|Chennai||Rs. 25020.00 (0.81%)|
|Mumbai||Rs. 25890.00 (0.98%)|
|Delhi||Rs. 25200.00 (-0.2%)|
|Kolkata||Rs. 25480.00 (1.03%)|
|Kerala||Rs. 24800.00 (0.61%)|
|Bangalore||Rs. 25000.00 (0.81%)|
|Hyderabad||Rs. 25080.00 (1.09%)|
For the first time since the 2008-09 crisis, domestic corporate borrowing outpaced incremental bank credit in FY13. Companies borrowed Rs 7.31 lakh crore from the domestic market by way of bonds and commercial paper (CP), while they raised Rs 6.51 lakh crore via incremental bank borrowing.
The main factor responsible for this was bank lending rates, which had not fallen in line with the 100 basis points (bps) repo rate cut by the Reserve Bank of India (RBI) in FY13, thus making it an expensive affair for companies to borrow from banks.
However, the growth in domestic corporate borrowing took a hit in FY13, compared with FY12. The growth in FY13 was a modest 26 per cent, compared to a whopping 52 per cent in the previous financial year. This was because economic growth slowed, due to which companies decided to keep their expansion plans on hold.
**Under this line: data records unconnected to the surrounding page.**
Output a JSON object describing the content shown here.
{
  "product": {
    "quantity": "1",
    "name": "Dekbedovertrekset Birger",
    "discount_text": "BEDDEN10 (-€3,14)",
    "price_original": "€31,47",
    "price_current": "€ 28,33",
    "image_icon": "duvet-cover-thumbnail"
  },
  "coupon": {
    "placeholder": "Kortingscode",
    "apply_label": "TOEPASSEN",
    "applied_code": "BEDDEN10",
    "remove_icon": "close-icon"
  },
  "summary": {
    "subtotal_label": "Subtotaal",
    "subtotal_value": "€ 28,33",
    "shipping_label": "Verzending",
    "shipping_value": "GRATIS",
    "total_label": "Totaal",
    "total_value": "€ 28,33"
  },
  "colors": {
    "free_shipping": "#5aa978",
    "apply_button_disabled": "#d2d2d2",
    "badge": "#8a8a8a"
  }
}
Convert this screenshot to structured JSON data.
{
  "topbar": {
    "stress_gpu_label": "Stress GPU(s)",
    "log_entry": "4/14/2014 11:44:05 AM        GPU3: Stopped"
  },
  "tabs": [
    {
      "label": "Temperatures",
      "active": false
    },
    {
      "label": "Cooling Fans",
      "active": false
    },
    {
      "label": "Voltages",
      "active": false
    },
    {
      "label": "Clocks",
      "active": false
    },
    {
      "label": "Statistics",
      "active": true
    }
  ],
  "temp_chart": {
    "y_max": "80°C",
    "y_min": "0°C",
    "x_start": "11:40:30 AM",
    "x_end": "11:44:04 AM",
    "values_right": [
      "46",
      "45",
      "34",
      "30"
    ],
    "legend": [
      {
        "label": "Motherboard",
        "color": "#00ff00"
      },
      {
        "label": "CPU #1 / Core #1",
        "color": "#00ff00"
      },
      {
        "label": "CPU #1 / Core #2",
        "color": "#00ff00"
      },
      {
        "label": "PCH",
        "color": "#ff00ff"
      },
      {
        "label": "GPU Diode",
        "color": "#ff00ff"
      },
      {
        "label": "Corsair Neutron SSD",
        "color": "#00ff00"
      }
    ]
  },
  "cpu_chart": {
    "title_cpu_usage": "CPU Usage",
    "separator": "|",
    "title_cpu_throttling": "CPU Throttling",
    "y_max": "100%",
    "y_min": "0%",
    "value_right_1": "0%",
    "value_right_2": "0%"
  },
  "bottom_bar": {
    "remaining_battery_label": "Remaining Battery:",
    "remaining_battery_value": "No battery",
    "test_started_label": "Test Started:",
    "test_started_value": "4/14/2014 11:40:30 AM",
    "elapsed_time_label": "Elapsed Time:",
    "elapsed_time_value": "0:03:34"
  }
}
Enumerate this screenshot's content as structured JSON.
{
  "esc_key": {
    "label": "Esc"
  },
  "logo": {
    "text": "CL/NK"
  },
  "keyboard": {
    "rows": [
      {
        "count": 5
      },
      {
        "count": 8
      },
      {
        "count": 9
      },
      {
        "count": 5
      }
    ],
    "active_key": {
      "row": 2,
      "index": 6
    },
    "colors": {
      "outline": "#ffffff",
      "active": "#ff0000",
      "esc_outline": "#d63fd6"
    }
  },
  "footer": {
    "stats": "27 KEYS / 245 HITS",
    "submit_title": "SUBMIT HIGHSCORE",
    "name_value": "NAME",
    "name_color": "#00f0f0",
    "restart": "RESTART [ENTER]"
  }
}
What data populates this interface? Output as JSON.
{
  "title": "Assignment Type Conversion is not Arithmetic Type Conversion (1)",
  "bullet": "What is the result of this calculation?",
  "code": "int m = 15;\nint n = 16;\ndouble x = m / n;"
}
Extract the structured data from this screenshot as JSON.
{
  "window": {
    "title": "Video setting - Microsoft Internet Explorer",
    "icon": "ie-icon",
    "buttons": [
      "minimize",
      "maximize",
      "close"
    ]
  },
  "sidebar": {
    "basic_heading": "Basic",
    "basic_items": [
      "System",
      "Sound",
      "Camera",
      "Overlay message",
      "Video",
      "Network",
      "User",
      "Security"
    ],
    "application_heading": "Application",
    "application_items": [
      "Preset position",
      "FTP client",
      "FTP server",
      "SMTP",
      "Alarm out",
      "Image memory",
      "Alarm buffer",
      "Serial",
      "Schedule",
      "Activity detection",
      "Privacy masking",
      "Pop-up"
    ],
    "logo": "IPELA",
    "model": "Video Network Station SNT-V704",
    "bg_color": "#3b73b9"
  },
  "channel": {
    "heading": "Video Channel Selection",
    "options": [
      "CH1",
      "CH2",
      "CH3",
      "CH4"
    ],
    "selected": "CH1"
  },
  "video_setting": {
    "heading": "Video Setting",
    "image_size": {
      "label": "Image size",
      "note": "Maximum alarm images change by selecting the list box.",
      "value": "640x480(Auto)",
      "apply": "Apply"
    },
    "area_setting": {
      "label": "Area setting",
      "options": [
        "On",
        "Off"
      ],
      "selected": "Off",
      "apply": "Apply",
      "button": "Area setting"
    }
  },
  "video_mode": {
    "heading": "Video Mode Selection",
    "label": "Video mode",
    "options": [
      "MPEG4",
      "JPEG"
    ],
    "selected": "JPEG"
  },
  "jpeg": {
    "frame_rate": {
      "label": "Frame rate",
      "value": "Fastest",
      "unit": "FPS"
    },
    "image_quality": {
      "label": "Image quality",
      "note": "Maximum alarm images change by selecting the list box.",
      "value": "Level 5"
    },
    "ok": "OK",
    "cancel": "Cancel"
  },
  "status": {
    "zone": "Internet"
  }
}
The latest Reserve Bank of India (RBI) data shows the incremental bank credit in FY13 recorded a fall of 12 per cent, compared with Rs 7.40 lakh crore in FY12. Bank credit in FY13 was affected by slowdown in the economy and high-lending rates.
"The difference between base rates of banks and corporate bond yields are very significant. The same is the case with commercial paper rates. This difference is going to continue and there is good appetite for these bonds and commercial paper from traders, banks, mutual funds and insurance companies to invest in these instruments," said Shashikant Rathi, senior vice-president and head of debt market at Axis Bank.
The street expects the coupon rates of corporate bonds and CP to drop further. They also expect RBI to cut the repo rate again, which would make companies continue to go for market borrowings. According to economists, a further cut of 25 bps in the repo rate is expected till September 30. The repo rate currently stands at 7.50 per cent.
However, banks have become cautious with exposure to CP after some companies defaulted on payments. According to Ajay Manglunia, senior vice-president at Edelweiss Securities, top-rated CP will definitely be bought by banks. These top-rated CP are mostly issued by public sector undertakings.
Manglunia added that mutual fund houses have been slowing increasing their exposure in such CPs.